Table of Contents
Origins of the Campaign; Chronology; Opposing Commanders; Opposing Armies; Opposing Plans; The Advance to the Irrawaddy; The Attack on Meiktila; The Defence of Meiktila; Aftermath; The Battlefield Today; Bibliography; Index
About the Author
Edward Young developed an interest in the Meiktila campaign whilst writing his book 'Air Commando Fighters of World War II'. He has since spent more than two years studying the campaign in detail and has taken a trip to Burma to 'walk' the battlefields. He has previously written several books including 'Aerial Nationalism: A History of Aviation in Thailand' (Smithsonian Institution, 1995). Howard Gerrard studied at the Wallasey School of Art and has been a freelance designer and illustrator for over 20 years. He has won both the Society of British Aerospace Companies Award and the Wilkinson Sword Trophy and has illustrated a number of Osprey books including Campaign 100: 'D-Day 1944 (1) Omaha Beach' and Campaign 115: 'Battle of the Ardennes (1) St Vith and the Northern Shoulder'. Howard lives and works in Kent.
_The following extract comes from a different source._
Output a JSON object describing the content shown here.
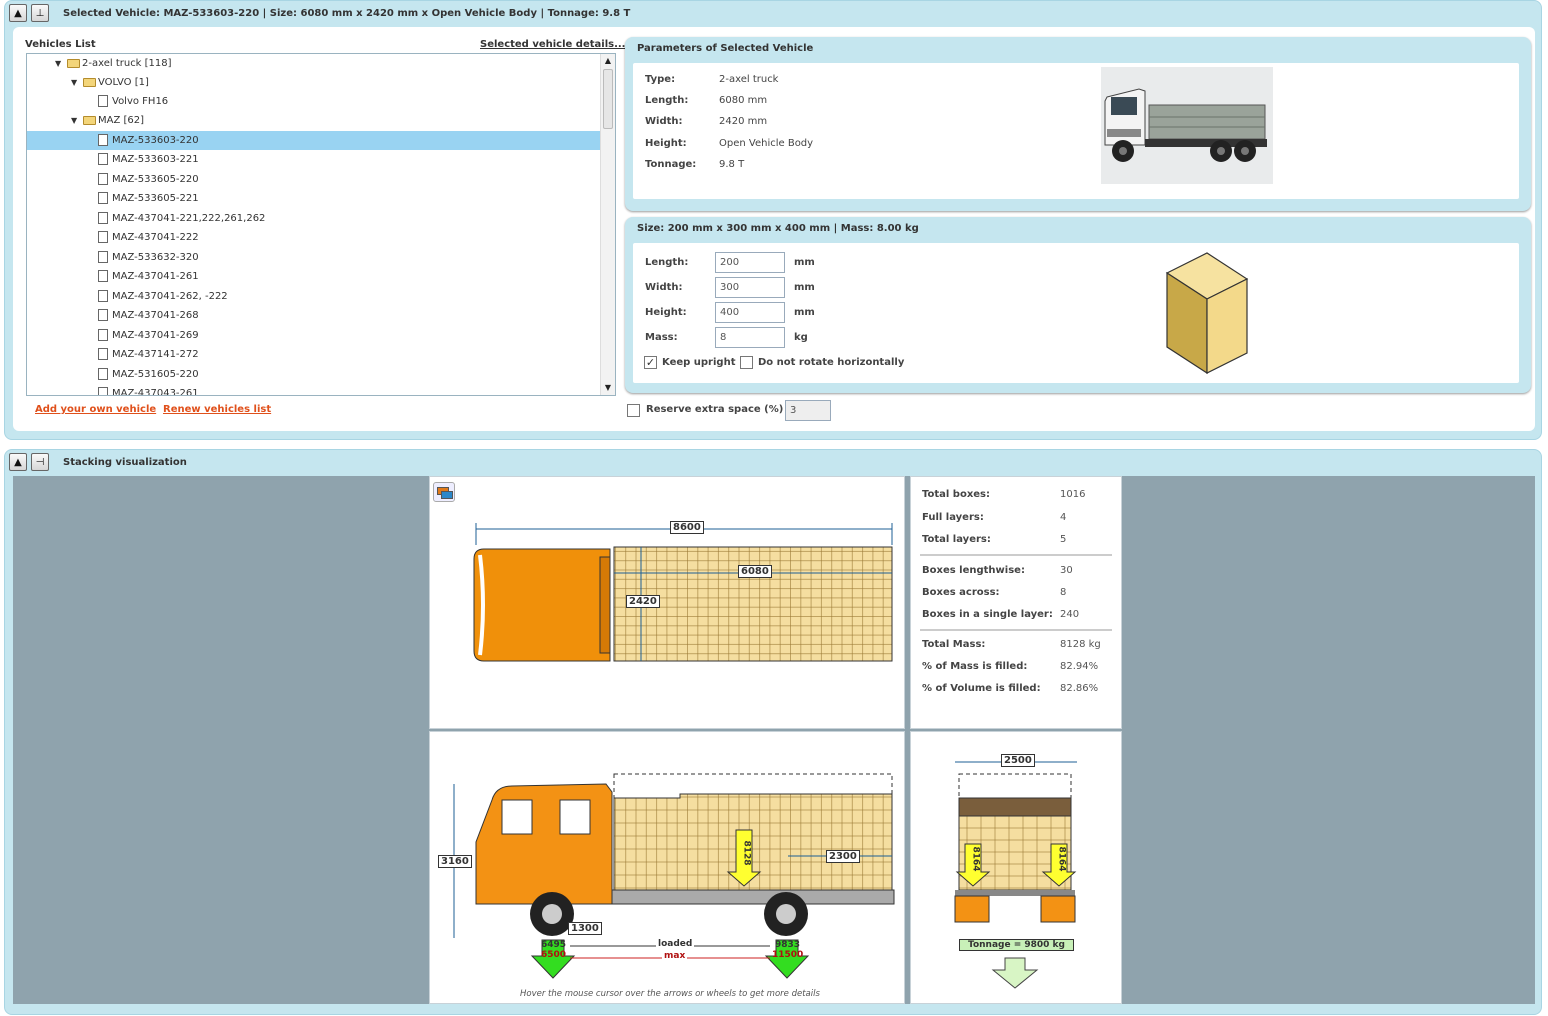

Osprey Publishing (UK)|
24.69 x 18.69 x 0.84 centimetres (0.32 kg)|
15+ years |